As the chief U.N. war crimes prosecutor, Carla Del Ponte briefed U.S. and European diplomats at the Swiss ambassador's residence in Belgrade last month on her latest efforts to capture Balkan war criminals, a wanted former Bosnian Serb general, Ratko Mladic, sat down at a nearby restaurant and dined with friends, according to sources close to the prosecutor.
Del Ponte was not aware on that Oct. 21 evening that just blocks away at the Konak restaurant in Belgrade's Topcidersko Brdo neighborhood, one of the Balkans' most notorious war crimes suspects was publicly flouting demands that he surrender to the war crimes court in the Hague. It was not the first time. Mladic's whereabouts in Belgrade have become an open secret and the Yugoslav authorities have either been unwilling or unable to capture him, Del Ponte said.
U.N. Secretary General Kofi Annan is planning to visit Belgrade Tuesday to press President Vojislav Kostunica of the Federal Republic of Yugoslavia, which is comprised of the republics of Serbia and Montenegro, to hand over Mladic. Del Ponte, who is scheduled to meet in Belgrade with Annan on Wednesday, said that her own efforts to persuade the government to cooperate have been unsuccessful, despite regular intelligence reports on Mladic's movements over the past year.
Mladic is charged with ordering the murder of thousands of civilians in the Bosnian Muslim village of Srebrenica in July 1995, the largest mass killing in Europe since World War II. Despite the arrest of Yugoslav President Slobodan Milosevic by Serbian police in April 2001, Mladic and several other Balkans war crimes suspects remain at large.
Milosevic was transferred to the Hague for trial in June 2001.
The defiance of the United Nations by Yugoslavia has proven awkward for the Bush administration, which threatened to cut off aid last year to pressure Belgrade to arrest Milosevic.

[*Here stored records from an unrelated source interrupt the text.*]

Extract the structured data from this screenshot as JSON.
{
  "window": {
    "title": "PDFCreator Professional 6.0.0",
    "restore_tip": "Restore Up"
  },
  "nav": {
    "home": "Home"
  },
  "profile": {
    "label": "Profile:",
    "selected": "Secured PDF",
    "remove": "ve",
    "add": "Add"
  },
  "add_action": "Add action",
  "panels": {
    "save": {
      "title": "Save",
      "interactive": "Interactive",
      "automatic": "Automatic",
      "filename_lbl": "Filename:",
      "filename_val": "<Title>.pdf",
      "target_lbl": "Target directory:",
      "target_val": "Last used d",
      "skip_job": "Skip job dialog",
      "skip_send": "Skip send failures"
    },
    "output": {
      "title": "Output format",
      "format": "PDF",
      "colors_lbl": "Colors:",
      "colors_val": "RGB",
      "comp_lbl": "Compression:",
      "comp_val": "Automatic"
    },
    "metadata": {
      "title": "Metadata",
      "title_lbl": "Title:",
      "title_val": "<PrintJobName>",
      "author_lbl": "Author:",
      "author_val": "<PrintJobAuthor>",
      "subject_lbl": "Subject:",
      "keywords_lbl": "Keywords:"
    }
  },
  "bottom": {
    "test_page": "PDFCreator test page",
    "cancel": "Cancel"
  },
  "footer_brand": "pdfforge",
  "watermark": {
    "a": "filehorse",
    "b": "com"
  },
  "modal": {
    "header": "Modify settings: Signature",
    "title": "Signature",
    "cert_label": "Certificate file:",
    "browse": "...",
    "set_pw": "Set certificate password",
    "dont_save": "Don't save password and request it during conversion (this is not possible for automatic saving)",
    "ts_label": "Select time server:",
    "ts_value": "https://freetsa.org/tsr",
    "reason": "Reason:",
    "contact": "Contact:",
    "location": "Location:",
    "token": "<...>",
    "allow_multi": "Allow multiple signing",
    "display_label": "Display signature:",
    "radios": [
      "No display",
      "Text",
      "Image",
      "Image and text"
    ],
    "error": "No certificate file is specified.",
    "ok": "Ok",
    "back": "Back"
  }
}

It illustrates how what was once a key U.S. foreign policy goal -- prosecuting those responsible for atrocities in the Balkans -- has been sidelined by the war on terrorism and the effort to disarm Iraq.
Mladic has slept at the home of a former Yugoslav general and visited the main military hospital in Belgrade at least twice this year, according to Del Ponte.
Prime Minister Zoran Djinjic of the Yugoslav republic of Serbia, which has been more sympathetic to Del Ponte's appeals, and other Serbian officials have privately acknowledged that Mladic is living in Belgrade under the protection of the Yugoslav military. "I have good information" about Mladic's activities," Del Ponte said. "And the authorities in Belgrade didn't deny it. They know. They are telling me, 'we can do nothing because we cannot risk . . . an armed conflict [between] the army and the police.' "
Yugoslavia's U.N. ambassador, Dejan Sahovic, is in Belgrade for Annan's visit and unavailable for comment on Mladic's movements, according to an official in his office. But he told the U.N. Security Council last month that Yugoslavia's cooperation with the court "has been constantly improving." He said that the government had responded to 34 requests from the Hague for documents and that as many as 14 indictees, including Milosevic, had been transferred to the court.
An unidentified man reached by telephone at the Konak restaurant denied that Mladic had visited the restaurant last month, but suggested that he may have been a former customer, saying we "haven't seen him for two years."
Senior U.S. officials acknowledge that they have turned down the heat in recent months, but only because they feared that American pressure would benefit nationalist candidates in this year's Bosnian and Yugoslav elections.
"In the past couple of months everyone has been in a holding pattern while we have been watching the electoral process play out both in Bosnia and Yugoslavia," said a senior administration official. "We haven't forgotten. I think you can expect to see us getting aggressive on this issue once the election season ends."
Despite U.S. efforts, there are few indications that Serb authorities in Bosnia and Yugoslavia are feeling the pressure. Milan Milutinovic, a senior Serbian official who was indicted in May 1999 for his role in the expulsion of ethnic Albanians from Kosovo, remains president of Serbia.
Former Bosnian Serb president Radovan Karadzic, Mladic's main political ally during the 1992-1995 Bosnian war, has avoided thousands of NATO forces in the Bosnian Serb-controlled province of the Serb Republic. Forces of the NATO-led Stabilization Force have failed to capture him despite several attempts.
Staff writer Dan Morgan in Washington contributed to this report.